The Criminal Records (Expungement of Convictions for Historical Homosexual Offences) Act 2018 is now in effect, as of April 10th and will erase former convictions from the legal records of men.
Consensual sex between two males over 16 was illegal in New Zealand before it was decriminalised in 1986.
Between 1965 and 1986, nearly 1,000 were found guilty of homosexual offences.
For convictions to be wiped from records, the crime in question must no longer be an offence under today’s laws.
Which means that anyone who was convicted for homosexual activity before the ban was lifted in 1986 can now be treated as if they have never been convicted.
Who is eligible

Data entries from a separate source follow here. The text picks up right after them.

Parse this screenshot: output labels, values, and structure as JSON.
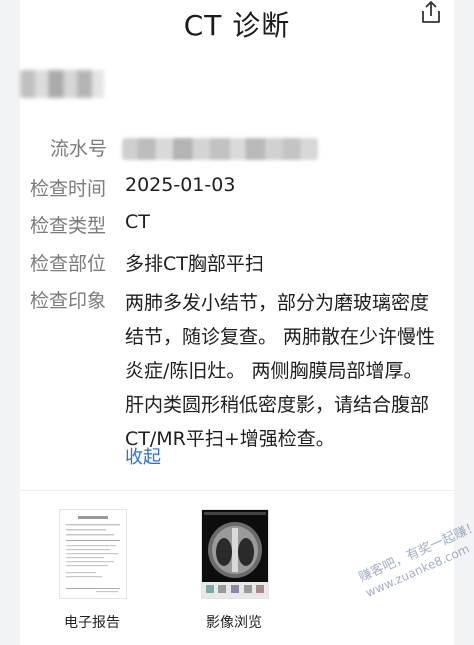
{
  "header": {
    "title": "CT 诊断",
    "share_icon": "share-icon"
  },
  "patient": {
    "name_redacted": true
  },
  "fields": {
    "serial_label": "流水号",
    "exam_time_label": "检查时间",
    "exam_time_value": "2025-01-03",
    "exam_type_label": "检查类型",
    "exam_type_value": "CT",
    "exam_site_label": "检查部位",
    "exam_site_value": "多排CT胸部平扫",
    "impression_label": "检查印象",
    "impression_value": "两肺多发小结节，部分为磨玻璃密度结节，随诊复查。 两肺散在少许慢性炎症/陈旧灶。 两侧胸膜局部增厚。 肝内类圆形稍低密度影，请结合腹部CT/MR平扫+增强检查。",
    "collapse_link": "收起"
  },
  "attachments": [
    {
      "label": "电子报告",
      "icon": "report-document-thumbnail"
    },
    {
      "label": "影像浏览",
      "icon": "ct-image-thumbnail"
    }
  ],
  "watermark": {
    "line1": "赚客吧，有奖一起赚！",
    "line2": "www.zuanke8.com"
  },
  "colors": {
    "link": "#2a73d6",
    "label": "#7b7b7b",
    "background": "#f2f3f5",
    "card": "#ffffff"
  }
}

Anyone who was convicted of one of five specific offences below can apply to have their convictions expunged, the legal term for wiped.
- section 141 (indecency between males) Crimes Act 1961
- section 142 (sodomy) Crimes Act 1961
- section 146 (keeping place of resort for homosexual acts) Crimes Act 1961
- section 153 (unnatural offence) Crimes Act 1908 but only for offences committed with any other male human being
- section 154 (attempt to commit unnatural offence) Crimes Act 1908 but only for offences attempted to be committed with or against any other male human being
Men in New Zealand can apply, and families of men who have since died can apply too.
How to apply
Applying for expungement has been made super easy to do.
Just fill out the form halfway down this page on the New Zealand government’s website and there is no cost to apply.
The form is simple to fill out and requests personal details as well as the circumstances of the ‘offence.’
All completed applications must then be sent to the email: [email protected] or returned by post.
How it happened
More from PinkNews
The country’s parliament are expunging historical offences after a unanimous vote was passed.
New Zealand’s finance minister Grant Robertson said in parliament: “We stand tonight, as a Parliament, and we say: ‘I’m sorry,'”
“As a man who has been able to live his life relatively freely as a homosexual male, as a person who is able to come to this Parliament and get heckled and abused by the National Party because I am the Finance Minister, not because I am a gay man.”
“The constant fear and the reminder of the worthlessness and the shame of your mere existence is not something we can put away so easily because it echoes through generations.”
Britons convicted of similar historic offences can also apply to have them deleted via our own Government’s website.